Poker is a card game played by two or more players. It is a game of skill and chance and requires the player to know when to raise and call bets. It also requires good bluffing skills to maximize winnings. It is one of the world’s most popular games and has many variations. The game originated in the sixteenth century and is today played all over the globe. In the United States, it is the most popular card game and has many television and movie portrayals. The game has become so popular that there are even specialized casinos in Las Vegas dedicated to the game.

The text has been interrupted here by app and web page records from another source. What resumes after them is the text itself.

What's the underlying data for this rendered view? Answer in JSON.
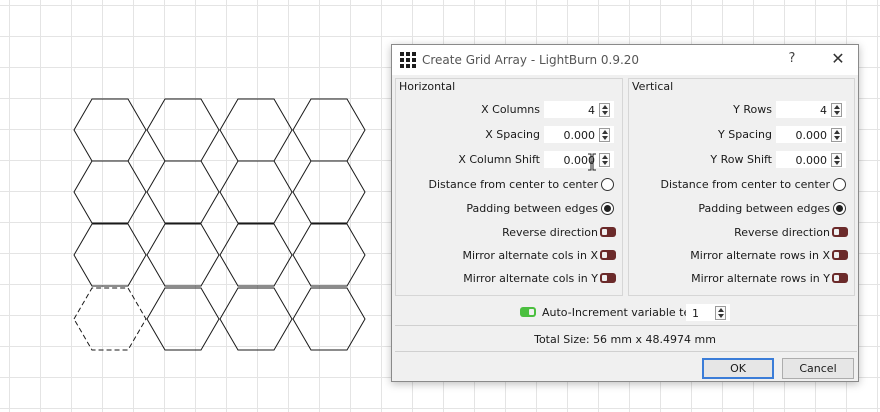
{
  "dialog": {
    "title": "Create Grid Array - LightBurn 0.9.20",
    "help": "?",
    "close": "✕",
    "horizontal": {
      "title": "Horizontal",
      "x_columns_label": "X Columns",
      "x_columns": "4",
      "x_spacing_label": "X Spacing",
      "x_spacing": "0.000",
      "x_column_shift_label": "X Column Shift",
      "x_column_shift": "0.000",
      "center_label": "Distance from center to center",
      "center_selected": false,
      "padding_label": "Padding between edges",
      "padding_selected": true,
      "reverse_label": "Reverse direction",
      "reverse": false,
      "mirror_x_label": "Mirror alternate cols in X",
      "mirror_x": false,
      "mirror_y_label": "Mirror alternate cols in Y",
      "mirror_y": false
    },
    "vertical": {
      "title": "Vertical",
      "y_rows_label": "Y Rows",
      "y_rows": "4",
      "y_spacing_label": "Y Spacing",
      "y_spacing": "0.000",
      "y_row_shift_label": "Y Row Shift",
      "y_row_shift": "0.000",
      "center_label": "Distance from center to center",
      "center_selected": false,
      "padding_label": "Padding between edges",
      "padding_selected": true,
      "reverse_label": "Reverse direction",
      "reverse": false,
      "mirror_x_label": "Mirror alternate rows in X",
      "mirror_x": false,
      "mirror_y_label": "Mirror alternate rows in Y",
      "mirror_y": false
    },
    "auto_increment_label": "Auto-Increment variable text",
    "auto_increment_enabled": true,
    "auto_increment_value": "1",
    "total_size": "Total Size: 56 mm x 48.4974 mm",
    "ok": "OK",
    "cancel": "Cancel"
  },
  "colors": {
    "toggle_off": "#6b2a2a",
    "toggle_on": "#4bbf3f",
    "ok_focus": "#3b7dd8"
  },
  "canvas": {
    "columns": 4,
    "rows": 4,
    "shape": "hexagon",
    "selected_cell": "bottom-left"
  }
}
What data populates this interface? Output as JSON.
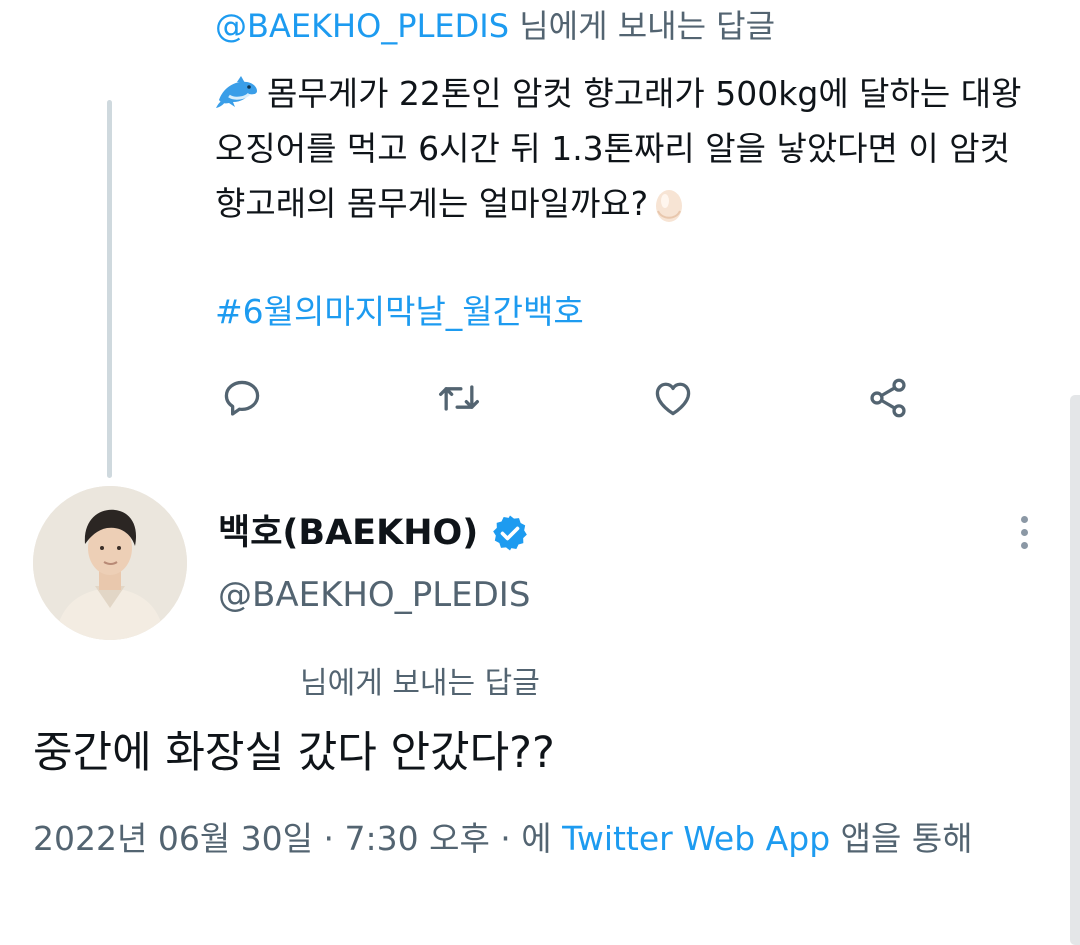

When playing poker, it is important to know the basic rules and hand rankings. You should also understand the importance of position. A player’s position at the table will greatly affect their chances of making a winning hand. For example, players in the Cut-Off (CO) and Under the Gun (UTG) positions will usually have a better chance of winning than those in late position.
Another essential skill in poker is learning to read your opponents. Most of this is done not through subtle physical tells, but rather by analyzing how each player operates at the table. This will allow you to determine what type of hands they are likely to have and will help you make more informed decisions on the tables.
New poker players often have a tunnel vision when it comes to their own hand and forget about what their opponent may have. This can be a costly mistake. You should always play your best hand, but don’t be afraid to raise with trashy hands. The flop can often turn your trash into a monster hand.
In addition to reading your opponents, it is also important to pay attention to how other players react to your bets. You can learn a lot about a player’s strategy by watching how they bet and how much they fold. This information will be invaluable in determining your own strategy at the table.
New players should also be aware that it is okay to call a bet when they have a weak hand. In fact, it is often a better idea to call a bet than to raise your own. This will allow you to see if your opponent has any value in their hand and then raise accordingly. This will also prevent you from wasting any money by raising your own bets when you don’t have the best hand. In addition, it will enable you to learn how your opponents are betting and adjust your own strategy accordingly.